          He also visited Melody Maker’s offices, probably on the recommendation of US jazz critic Nat Hentoff who wrote the sleeve notes for Dylan’s second LP, Freewheelin’, and was an MM stringer. Hentoff was a pal of Max Jones, MM’s revered jazz writer, and it was Jones that Dylan sought out when he arrived at the offices at 161 Fleet Street. The doorman, concluding the scruffy-looking Dylan to be up to no good, denied him entry at first and it wasn’t until Max was summoned that the issue was resolved. Max proceeded to interview the young Dylan, thus securing his first ever press coverage in the UK.
          So, in closing, it gives me great pleasure to report that not only is Nobel Prize winner Bob Dylan a genius of enormous distinction in his chosen field but that he never forgets a kindness, as I discovered for myself backstage at a Rolling Stones concert at Madison Square Garden in June of 1975. What I remember most about this concert is not Charlie’s drumming, which as usual was exemplary, nor even the giant inflatable cock that appeared on stage and fomented so much distress in the God-fearing states down south, but being introduced to Bob, my only close encounter with the great man.

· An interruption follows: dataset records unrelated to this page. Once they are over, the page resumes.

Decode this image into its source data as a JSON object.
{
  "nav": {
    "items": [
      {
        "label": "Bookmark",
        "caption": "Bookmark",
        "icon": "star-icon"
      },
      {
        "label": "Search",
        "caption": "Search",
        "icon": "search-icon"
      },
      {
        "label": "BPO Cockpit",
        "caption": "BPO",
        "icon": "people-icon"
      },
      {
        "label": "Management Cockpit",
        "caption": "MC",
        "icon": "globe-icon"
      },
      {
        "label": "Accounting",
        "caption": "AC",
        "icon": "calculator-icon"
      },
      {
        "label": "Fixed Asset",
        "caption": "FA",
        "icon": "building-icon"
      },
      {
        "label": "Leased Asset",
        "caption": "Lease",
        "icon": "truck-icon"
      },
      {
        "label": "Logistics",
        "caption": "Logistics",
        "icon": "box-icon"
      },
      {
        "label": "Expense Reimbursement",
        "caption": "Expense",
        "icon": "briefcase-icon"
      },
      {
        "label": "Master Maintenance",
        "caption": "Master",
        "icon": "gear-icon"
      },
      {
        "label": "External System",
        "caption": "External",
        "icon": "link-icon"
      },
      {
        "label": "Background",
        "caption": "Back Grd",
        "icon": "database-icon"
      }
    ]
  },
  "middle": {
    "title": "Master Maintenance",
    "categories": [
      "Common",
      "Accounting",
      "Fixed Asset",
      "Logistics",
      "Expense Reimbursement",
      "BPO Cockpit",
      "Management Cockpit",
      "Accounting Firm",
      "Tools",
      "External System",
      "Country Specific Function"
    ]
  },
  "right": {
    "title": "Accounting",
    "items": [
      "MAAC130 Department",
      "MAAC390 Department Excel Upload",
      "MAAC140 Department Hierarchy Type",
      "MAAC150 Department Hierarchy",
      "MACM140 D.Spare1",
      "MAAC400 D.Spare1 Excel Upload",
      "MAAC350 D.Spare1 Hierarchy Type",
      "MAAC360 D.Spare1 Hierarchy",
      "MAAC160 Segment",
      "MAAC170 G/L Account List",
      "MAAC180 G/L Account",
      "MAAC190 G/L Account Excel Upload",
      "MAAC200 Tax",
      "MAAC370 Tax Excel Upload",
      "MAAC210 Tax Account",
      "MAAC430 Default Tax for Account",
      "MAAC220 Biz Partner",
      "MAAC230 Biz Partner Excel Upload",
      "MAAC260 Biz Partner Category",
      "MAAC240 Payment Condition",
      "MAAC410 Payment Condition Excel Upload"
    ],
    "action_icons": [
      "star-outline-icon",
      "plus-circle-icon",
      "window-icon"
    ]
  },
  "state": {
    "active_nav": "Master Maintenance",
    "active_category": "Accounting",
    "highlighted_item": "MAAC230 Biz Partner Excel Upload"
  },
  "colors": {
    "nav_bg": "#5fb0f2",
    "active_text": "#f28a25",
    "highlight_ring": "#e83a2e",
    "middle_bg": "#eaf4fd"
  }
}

          My friend Peter Rudge, then tour managing the Stones, had given me a couple of backstage passes and among those lingering in the corridor that led to the dressing rooms was Dylan himself, carrying a large pitcher of red wine from which he was drinking copiously. It was one of those big round flagons with a ring on the neck through which you could insert a finger to raise it to your mouth, perfect for situations when glasses are unavailable. He looked much the same as he did on stage at the Rolling Thunder Review shows later that same year, without the white face make-up of course, his hair a mess of unkempt curls, in jeans and a black leather jacket, someone perhaps slightly dangerous to know. Most doormen, like the one in Fleet Street in 1962, would have thought twice about admitting him to whatever premises they were safeguarding. 
Moments after clocking Bob I spotted Peter Rudge. 
“Is that Bob Dylan?” I asked, unnecessarily.
“Can you introduce me?”
Peter, whose staff I would join in 1977, gave me a wry look, then grinned.   “OK.”
We walked over to where Bob was standing and Peter tapped him on the shoulder, interrupting a conversation he was having with a pretty, dark-haired girl in a scarlet dress.
          “Bob,” said Peter, “this is Chris Charlesworth from Melody Maker.”
          Bob looked at me and squinted. He did not offer a hand to shake. I was pretty sure he was drunk.
          Melody Maker,” he slurred. “How’s Max Jones?”
          “Max is fine,” I replied. “I’ll tell him you asked after him.”
          “You do that,” said Dylan. Then he turned away and resumed the conversation he was having before I intruded.
          Come to think of it I’d have preferred to talk to the pretty girl in the scarlet dress too.